[Data about app and page elements]
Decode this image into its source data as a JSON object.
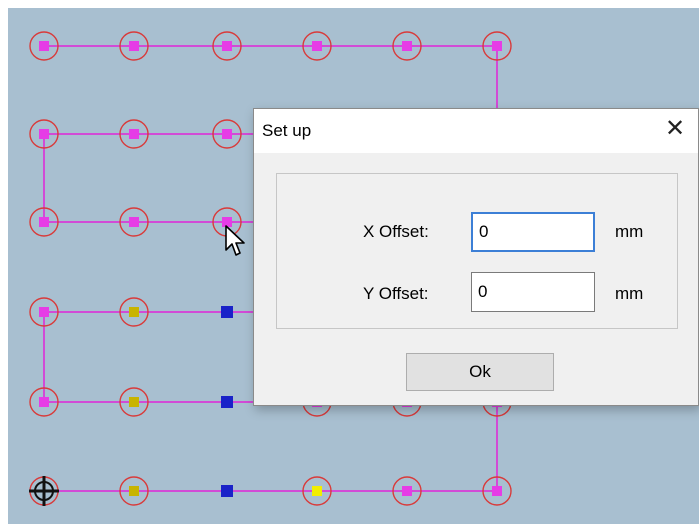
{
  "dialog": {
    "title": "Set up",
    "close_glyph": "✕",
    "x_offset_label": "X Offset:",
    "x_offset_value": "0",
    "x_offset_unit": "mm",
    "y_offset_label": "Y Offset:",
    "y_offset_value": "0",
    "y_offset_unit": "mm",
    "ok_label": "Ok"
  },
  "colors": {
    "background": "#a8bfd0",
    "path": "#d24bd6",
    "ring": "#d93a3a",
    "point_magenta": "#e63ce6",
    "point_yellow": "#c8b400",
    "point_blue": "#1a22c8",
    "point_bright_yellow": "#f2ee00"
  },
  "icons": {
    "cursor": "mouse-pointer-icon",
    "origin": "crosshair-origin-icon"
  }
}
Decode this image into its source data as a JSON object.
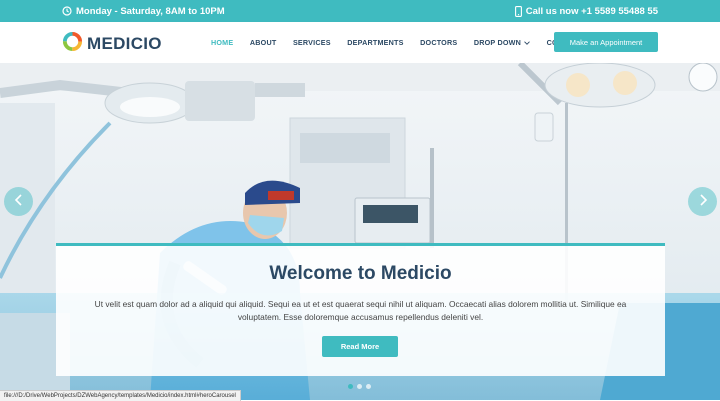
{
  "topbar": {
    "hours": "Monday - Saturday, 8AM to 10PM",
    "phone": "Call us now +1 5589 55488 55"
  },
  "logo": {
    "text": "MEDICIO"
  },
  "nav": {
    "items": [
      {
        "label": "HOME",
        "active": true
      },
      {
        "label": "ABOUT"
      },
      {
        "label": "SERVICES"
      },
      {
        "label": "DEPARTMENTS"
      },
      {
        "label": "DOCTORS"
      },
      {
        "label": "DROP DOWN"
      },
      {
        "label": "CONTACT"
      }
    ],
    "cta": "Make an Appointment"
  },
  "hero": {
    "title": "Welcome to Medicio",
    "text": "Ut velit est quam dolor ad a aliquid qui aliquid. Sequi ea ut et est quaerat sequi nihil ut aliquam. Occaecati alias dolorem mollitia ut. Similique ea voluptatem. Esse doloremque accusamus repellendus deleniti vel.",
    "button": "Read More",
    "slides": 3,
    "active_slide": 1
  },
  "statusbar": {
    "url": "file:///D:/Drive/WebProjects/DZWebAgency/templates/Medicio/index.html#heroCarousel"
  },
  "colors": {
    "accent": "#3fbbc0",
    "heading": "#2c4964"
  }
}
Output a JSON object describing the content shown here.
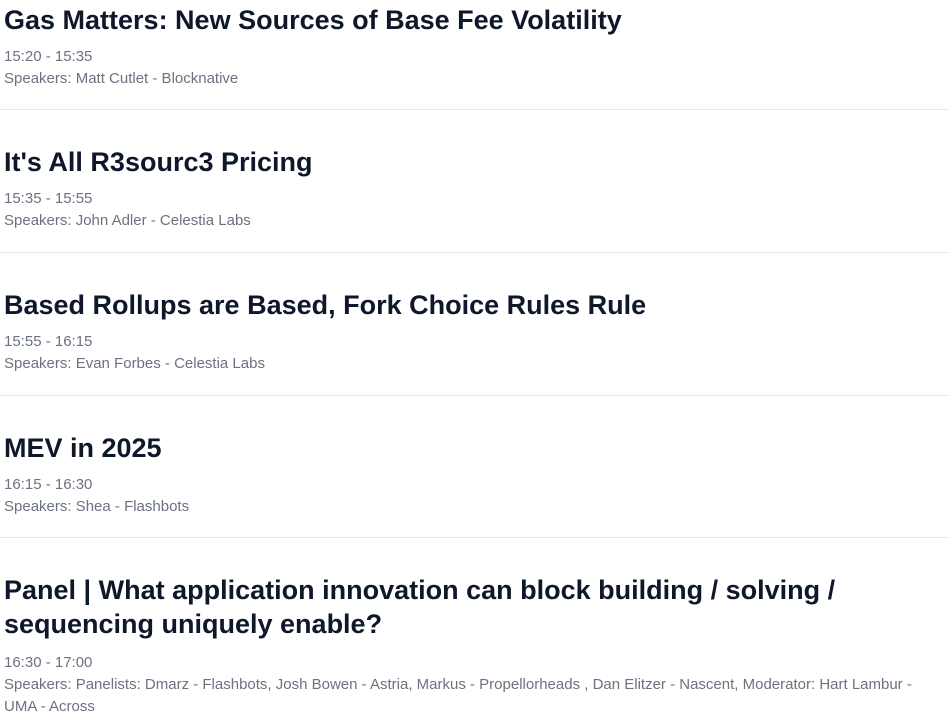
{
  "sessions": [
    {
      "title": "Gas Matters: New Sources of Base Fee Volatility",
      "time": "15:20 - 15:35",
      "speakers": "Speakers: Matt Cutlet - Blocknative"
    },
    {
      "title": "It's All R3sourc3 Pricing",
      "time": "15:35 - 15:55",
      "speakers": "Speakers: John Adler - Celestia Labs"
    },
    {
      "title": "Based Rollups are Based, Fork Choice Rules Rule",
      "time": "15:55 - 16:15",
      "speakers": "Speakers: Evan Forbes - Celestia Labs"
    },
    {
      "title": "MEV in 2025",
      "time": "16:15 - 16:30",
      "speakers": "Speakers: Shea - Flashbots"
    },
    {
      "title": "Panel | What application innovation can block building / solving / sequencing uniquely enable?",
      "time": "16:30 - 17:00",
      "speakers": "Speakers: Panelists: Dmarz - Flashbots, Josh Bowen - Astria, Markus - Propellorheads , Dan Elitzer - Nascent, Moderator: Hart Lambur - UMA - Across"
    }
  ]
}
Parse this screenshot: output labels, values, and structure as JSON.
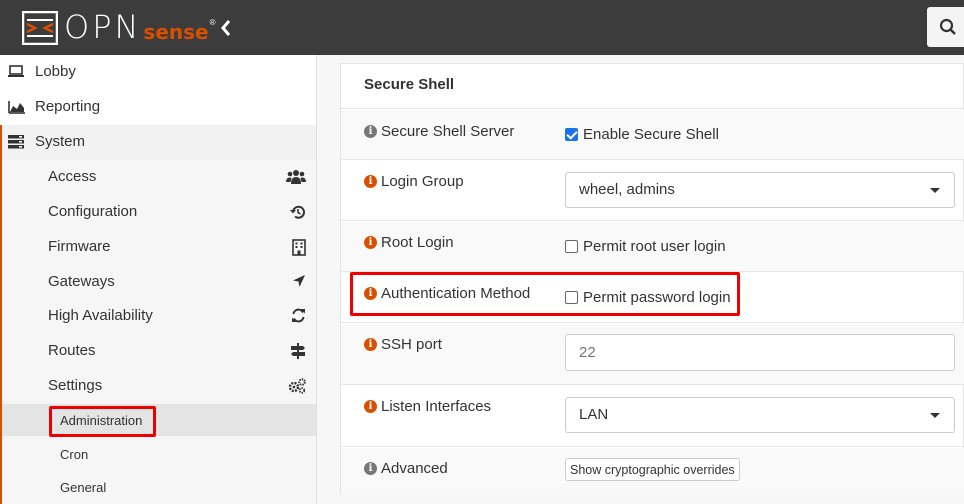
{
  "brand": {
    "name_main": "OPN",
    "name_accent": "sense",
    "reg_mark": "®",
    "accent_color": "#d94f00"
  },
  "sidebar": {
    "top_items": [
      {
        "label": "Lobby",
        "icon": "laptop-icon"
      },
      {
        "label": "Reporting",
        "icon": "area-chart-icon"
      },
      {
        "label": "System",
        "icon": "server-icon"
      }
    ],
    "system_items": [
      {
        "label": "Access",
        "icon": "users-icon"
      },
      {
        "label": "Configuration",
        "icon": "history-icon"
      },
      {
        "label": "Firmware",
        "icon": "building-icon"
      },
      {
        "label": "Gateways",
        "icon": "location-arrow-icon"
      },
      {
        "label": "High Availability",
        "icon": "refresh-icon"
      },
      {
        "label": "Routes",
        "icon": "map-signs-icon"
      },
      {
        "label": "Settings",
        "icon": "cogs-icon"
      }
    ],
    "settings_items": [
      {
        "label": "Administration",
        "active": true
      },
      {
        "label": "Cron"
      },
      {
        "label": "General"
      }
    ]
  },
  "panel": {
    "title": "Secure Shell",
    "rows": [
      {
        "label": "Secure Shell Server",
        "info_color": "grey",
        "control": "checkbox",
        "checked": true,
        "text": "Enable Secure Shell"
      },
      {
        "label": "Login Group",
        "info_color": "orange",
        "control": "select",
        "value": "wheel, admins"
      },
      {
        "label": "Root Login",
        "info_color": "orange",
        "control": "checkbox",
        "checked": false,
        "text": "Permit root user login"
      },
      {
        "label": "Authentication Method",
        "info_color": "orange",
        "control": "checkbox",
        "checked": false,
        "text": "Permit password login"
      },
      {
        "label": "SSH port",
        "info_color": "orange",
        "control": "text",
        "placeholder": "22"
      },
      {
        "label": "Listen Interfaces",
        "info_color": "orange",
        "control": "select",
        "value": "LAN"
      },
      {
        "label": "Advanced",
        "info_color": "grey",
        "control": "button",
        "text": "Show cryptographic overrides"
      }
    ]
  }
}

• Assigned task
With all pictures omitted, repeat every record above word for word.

• Finished exercise
Decode this image into its source data as a JSON object.
{
  "dialog": {
    "title": "Set up",
    "close_glyph": "✕",
    "x_offset_label": "X Offset:",
    "x_offset_value": "0",
    "x_offset_unit": "mm",
    "y_offset_label": "Y Offset:",
    "y_offset_value": "0",
    "y_offset_unit": "mm",
    "ok_label": "Ok"
  },
  "colors": {
    "background": "#a8bfd0",
    "path": "#d24bd6",
    "ring": "#d93a3a",
    "point_magenta": "#e63ce6",
    "point_yellow": "#c8b400",
    "point_blue": "#1a22c8",
    "point_bright_yellow": "#f2ee00"
  },
  "icons": {
    "cursor": "mouse-pointer-icon",
    "origin": "crosshair-origin-icon"
  }
}
Decode this image into its source data as a JSON object.
{
  "topbar": {
    "hours": "Monday - Saturday, 8AM to 10PM",
    "phone": "Call us now +1 5589 55488 55"
  },
  "logo": {
    "text": "MEDICIO"
  },
  "nav": {
    "items": [
      {
        "label": "HOME",
        "active": true
      },
      {
        "label": "ABOUT"
      },
      {
        "label": "SERVICES"
      },
      {
        "label": "DEPARTMENTS"
      },
      {
        "label": "DOCTORS"
      },
      {
        "label": "DROP DOWN"
      },
      {
        "label": "CONTACT"
      }
    ],
    "cta": "Make an Appointment"
  },
  "hero": {
    "title": "Welcome to Medicio",
    "text": "Ut velit est quam dolor ad a aliquid qui aliquid. Sequi ea ut et est quaerat sequi nihil ut aliquam. Occaecati alias dolorem mollitia ut. Similique ea voluptatem. Esse doloremque accusamus repellendus deleniti vel.",
    "button": "Read More",
    "slides": 3,
    "active_slide": 1
  },
  "statusbar": {
    "url": "file:///D:/Drive/WebProjects/DZWebAgency/templates/Medicio/index.html#heroCarousel"
  },
  "colors": {
    "accent": "#3fbbc0",
    "heading": "#2c4964"
  }
}
Output a JSON object describing the content shown here.
{
  "sessions": [
    {
      "title": "Gas Matters: New Sources of Base Fee Volatility",
      "time": "15:20 - 15:35",
      "speakers": "Speakers: Matt Cutlet - Blocknative"
    },
    {
      "title": "It's All R3sourc3 Pricing",
      "time": "15:35 - 15:55",
      "speakers": "Speakers: John Adler - Celestia Labs"
    },
    {
      "title": "Based Rollups are Based, Fork Choice Rules Rule",
      "time": "15:55 - 16:15",
      "speakers": "Speakers: Evan Forbes - Celestia Labs"
    },
    {
      "title": "MEV in 2025",
      "time": "16:15 - 16:30",
      "speakers": "Speakers: Shea - Flashbots"
    },
    {
      "title": "Panel | What application innovation can block building / solving / sequencing uniquely enable?",
      "time": "16:30 - 17:00",
      "speakers": "Speakers: Panelists: Dmarz - Flashbots, Josh Bowen - Astria, Markus - Propellorheads , Dan Elitzer - Nascent, Moderator: Hart Lambur - UMA - Across"
    }
  ]
}
Parse this screenshot: output labels, values, and structure as JSON.
{
  "brand": {
    "name_main": "OPN",
    "name_accent": "sense",
    "reg_mark": "®",
    "accent_color": "#d94f00"
  },
  "sidebar": {
    "top_items": [
      {
        "label": "Lobby",
        "icon": "laptop-icon"
      },
      {
        "label": "Reporting",
        "icon": "area-chart-icon"
      },
      {
        "label": "System",
        "icon": "server-icon"
      }
    ],
    "system_items": [
      {
        "label": "Access",
        "icon": "users-icon"
      },
      {
        "label": "Configuration",
        "icon": "history-icon"
      },
      {
        "label": "Firmware",
        "icon": "building-icon"
      },
      {
        "label": "Gateways",
        "icon": "location-arrow-icon"
      },
      {
        "label": "High Availability",
        "icon": "refresh-icon"
      },
      {
        "label": "Routes",
        "icon": "map-signs-icon"
      },
      {
        "label": "Settings",
        "icon": "cogs-icon"
      }
    ],
    "settings_items": [
      {
        "label": "Administration",
        "active": true
      },
      {
        "label": "Cron"
      },
      {
        "label": "General"
      }
    ]
  },
  "panel": {
    "title": "Secure Shell",
    "rows": [
      {
        "label": "Secure Shell Server",
        "info_color": "grey",
        "control": "checkbox",
        "checked": true,
        "text": "Enable Secure Shell"
      },
      {
        "label": "Login Group",
        "info_color": "orange",
        "control": "select",
        "value": "wheel, admins"
      },
      {
        "label": "Root Login",
        "info_color": "orange",
        "control": "checkbox",
        "checked": false,
        "text": "Permit root user login"
      },
      {
        "label": "Authentication Method",
        "info_color": "orange",
        "control": "checkbox",
        "checked": false,
        "text": "Permit password login"
      },
      {
        "label": "SSH port",
        "info_color": "orange",
        "control": "text",
        "placeholder": "22"
      },
      {
        "label": "Listen Interfaces",
        "info_color": "orange",
        "control": "select",
        "value": "LAN"
      },
      {
        "label": "Advanced",
        "info_color": "grey",
        "control": "button",
        "text": "Show cryptographic overrides"
      }
    ]
  }
}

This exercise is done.